The Spirits of Independence
Few history books mention Mrs. Clappams in Boston, Tondee’s Long Room in Savannah, or other 18th-century taverns. Baylen J. Linnekin wants to change that.
Taverns were the era’s “most essential” public spaces, Linnekin argues in The Hastings Constitutional Law Quarterly (Spring 2012). Colonists may have come for the booze—before independence, the typical American drank the equivalent of some six ounces of strong liquor a day—but they stayed for the ideas. Over whiskey, rum, claret, and hard cider, they made history.

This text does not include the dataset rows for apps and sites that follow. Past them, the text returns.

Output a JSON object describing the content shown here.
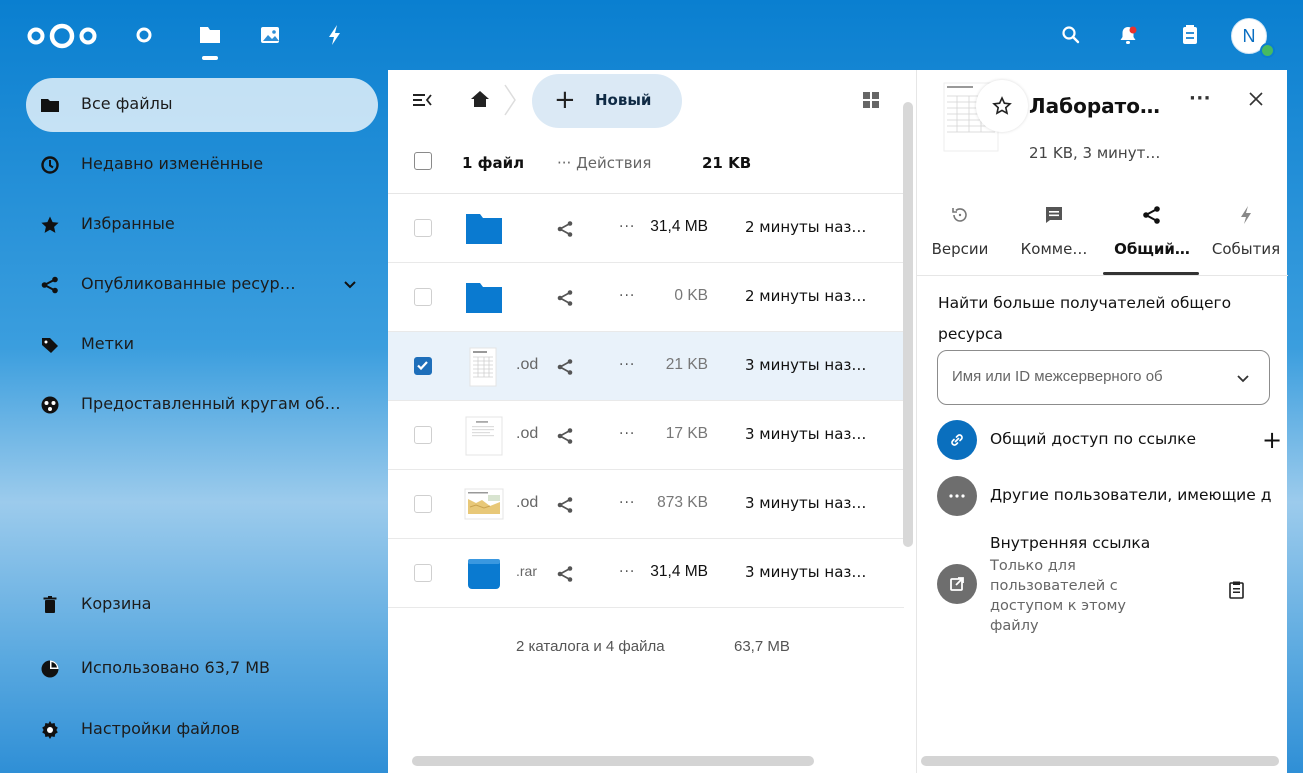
{
  "header": {
    "apps": [
      {
        "icon": "dashboard-circle-icon"
      },
      {
        "icon": "files-folder-icon",
        "active": true
      },
      {
        "icon": "photos-icon"
      },
      {
        "icon": "activity-icon"
      }
    ],
    "right": [
      "search-icon",
      "notifications-icon",
      "contacts-icon"
    ],
    "avatar_letter": "N",
    "status_color": "#46ba61"
  },
  "navigation": {
    "items": [
      {
        "label": "Все файлы",
        "icon": "folder-icon",
        "active": true
      },
      {
        "label": "Недавно изменённые",
        "icon": "clock-icon"
      },
      {
        "label": "Избранные",
        "icon": "star-icon"
      },
      {
        "label": "Опубликованные ресур…",
        "icon": "share-icon",
        "expandable": true
      },
      {
        "label": "Метки",
        "icon": "tag-icon"
      },
      {
        "label": "Предоставленный кругам об…",
        "icon": "circles-icon"
      }
    ],
    "footer": {
      "trash": "Корзина",
      "quota": "Использовано 63,7 MB",
      "quota_fraction": 0.5,
      "settings": "Настройки файлов"
    }
  },
  "files": {
    "new_button": "Новый",
    "selection": {
      "count_label": "1 файл",
      "actions_label": "Действия",
      "size": "21 KB"
    },
    "rows": [
      {
        "type": "folder",
        "ext": "",
        "size": "31,4 MB",
        "mtime": "2 минуты наз…",
        "checked": false
      },
      {
        "type": "folder",
        "ext": "",
        "size": "0 KB",
        "mtime": "2 минуты наз…",
        "checked": false
      },
      {
        "type": "spreadsheet",
        "ext": ".od",
        "size": "21 KB",
        "mtime": "3 минуты наз…",
        "checked": true
      },
      {
        "type": "document",
        "ext": ".od",
        "size": "17 KB",
        "mtime": "3 минуты наз…",
        "checked": false
      },
      {
        "type": "image-doc",
        "ext": ".od",
        "size": "873 KB",
        "mtime": "3 минуты наз…",
        "checked": false
      },
      {
        "type": "archive",
        "ext": ".rar",
        "size": "31,4 MB",
        "mtime": "3 минуты наз…",
        "checked": false
      }
    ],
    "summary_count": "2 каталога и 4 файла",
    "summary_size": "63,7 MB"
  },
  "details": {
    "title": "Лаборато…",
    "subtitle": "21 KB, 3 минут…",
    "tabs": [
      {
        "label": "Версии",
        "icon": "history-icon"
      },
      {
        "label": "Комме…",
        "icon": "comment-icon"
      },
      {
        "label": "Общий…",
        "icon": "share-icon",
        "active": true
      },
      {
        "label": "События",
        "icon": "activity-icon"
      }
    ],
    "find_label": "Найти больше получателей общего ресурса",
    "sharee_placeholder": "Имя или ID межсерверного об",
    "link_share": "Общий доступ по ссылке",
    "others": "Другие пользователи, имеющие д",
    "internal_title": "Внутренняя ссылка",
    "internal_subtitle": "Только для пользователей с доступом к этому файлу",
    "accent": "#0a6fbe"
  }
}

When a tax dispute prompted the royal governor to dissolve the Virginia assembly in 1765, George Washington, Patrick Henry, Thomas Jefferson, and other assemblymen hied to a tavern, where they agreed to boycott British goods. Similarly, in a New York City tavern, some 200 merchants pledged to stop buying anything British until Parliament repealed the Stamp Act. And by one account, Jefferson drafted the Declaration of Independence in a Philadelphia tavern.
In Linnekin’s view, the authors of the First Amendment guaranteed “the right of the people peaceably to assemble” partly because of their experience with tavern gatherings. He believes that other parts of the Bill of Rights also reflect concerns about food and drink. For example, the right to bear arms in the Second Amendment protects hunting. On occasion, the Founders explicitly linked comestibles and liberty. In the early 1780s, Jefferson wrote that “the legitimate powers of government extend to such acts only as are injurious to others,” and cited France’s ban on potatoes as an example of officialdom’s overreach.
Linnekin has an agenda: He heads Keep Food Legal, a nonprofit that opposes efforts to ban or restrict foods, from bacon-wrapped hot dogs to artisanal cheeses. Through his research, he hopes to give his arguments for “culinary freedom” a historical pedigree.
So go ahead. Eat foie gras and wash it down with raw milk. It’s the American way.